--- PROBLEM DESCRIPTION ---
Extract each line from the entries below that has the string "content" in it.

--- SUPPLIED ENTRIES ---
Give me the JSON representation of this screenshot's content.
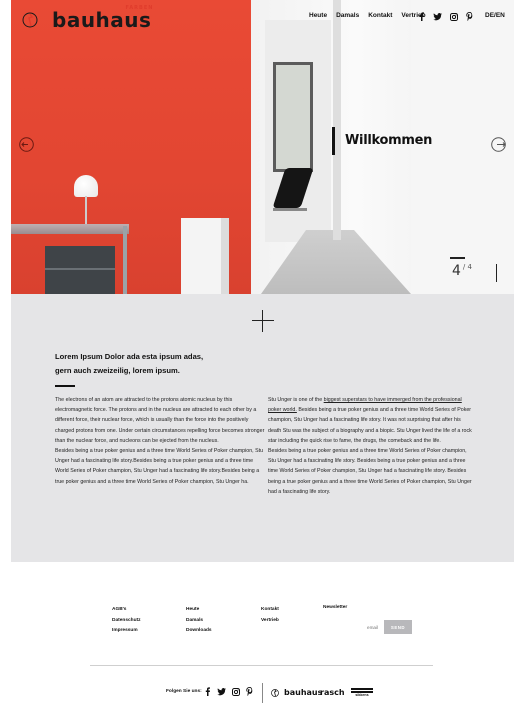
{
  "header": {
    "logo_text": "bauhaus",
    "logo_sub": "FARBEN",
    "nav": [
      "Heute",
      "Damals",
      "Kontakt",
      "Vertrieb"
    ],
    "social_icons": [
      "facebook-icon",
      "twitter-icon",
      "instagram-icon",
      "pinterest-icon"
    ],
    "language": "DE/EN"
  },
  "hero": {
    "title": "Willkommen",
    "counter_current": "4",
    "counter_total": "/ 4",
    "accent_color": "#e94a35"
  },
  "main": {
    "headline_line1": "Lorem Ipsum Dolor ada esta ipsum adas,",
    "headline_line2": "gern auch zweizeilig, lorem ipsum.",
    "col1": "The electrons of an atom are attracted to the protons atomic nucleus by this electromagnetic force. The protons and  in the nucleus are attracted to each other by a different force, their nuclear force, which is usually than the  force into the positively charged protons from one. Under certain circumstances repelling force becomes stronger than the nuclear force, and nucleons can be ejected from the nucleus.",
    "col1_b": "Besides being a true poker genius and a three time World Series of Poker champion, Stu Unger had a fascinating life story.Besides being a true poker genius and a three time World Series of Poker champion, Stu Unger had a fascinating life story.Besides being a true poker genius and a three time World Series of Poker champion, Stu Unger ha.",
    "col2_pre": "Stu Unger is one of the ",
    "col2_link": "biggest superstars to have immerged from the professional poker world.",
    "col2_post": " Besides being a true poker genius and a three time World Series of Poker champion, Stu Unger had a fascinating life story. It was not surprising that after his death Stu was the subject of a biography and a biopic. Stu Unger lived the life of a rock star including the quick rise to fame, the drugs, the comeback and the life.",
    "col2_b": "Besides being a true poker genius and a three time World Series of Poker champion, Stu Unger had a fascinating life story. Besides being a true poker genius and a three time World Series of Poker champion, Stu Unger had a fascinating life story. Besides being a true poker genius and a three time World Series of Poker champion, Stu Unger had a fascinating life story."
  },
  "footer": {
    "col1": [
      "AGB's",
      "Datenschutz",
      "Impressum"
    ],
    "col2": [
      "Heute",
      "Damals",
      "Downloads"
    ],
    "col3": [
      "Kontakt",
      "Vertrieb"
    ],
    "newsletter_label": "Newsletter",
    "email_placeholder": "email",
    "send_label": "SEND",
    "follow_label": "Folgen Sie uns:",
    "brands": [
      "bauhaus",
      "rasch",
      "sikkens"
    ]
  }
}
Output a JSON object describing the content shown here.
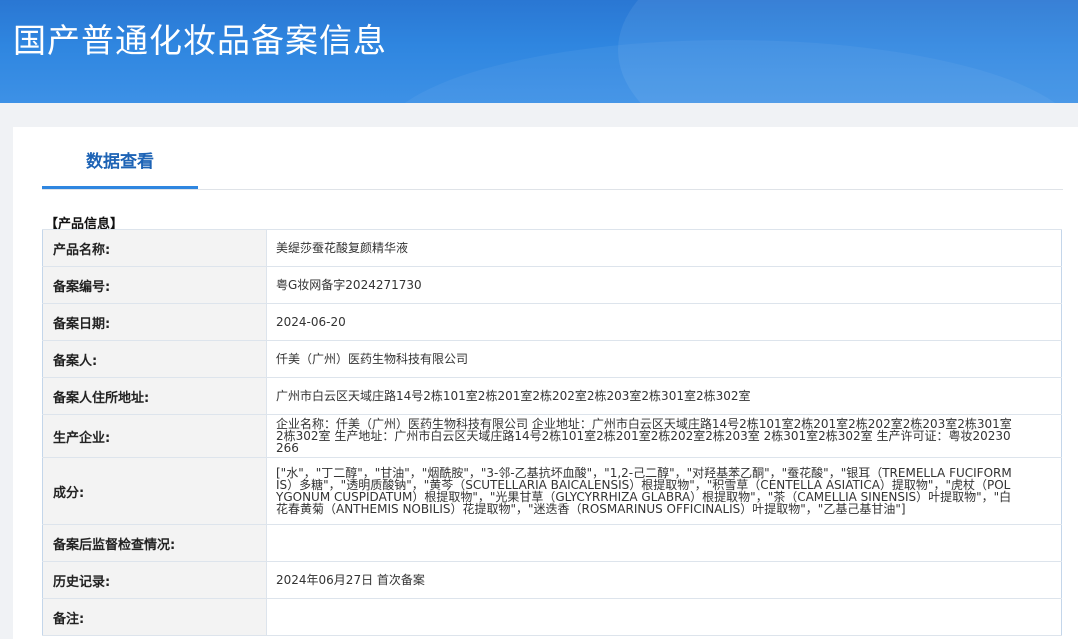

--- SOLUTION TO THE EXERCISE ---
Give me the JSON representation of this screenshot's content.
Output a JSON object describing the content shown here.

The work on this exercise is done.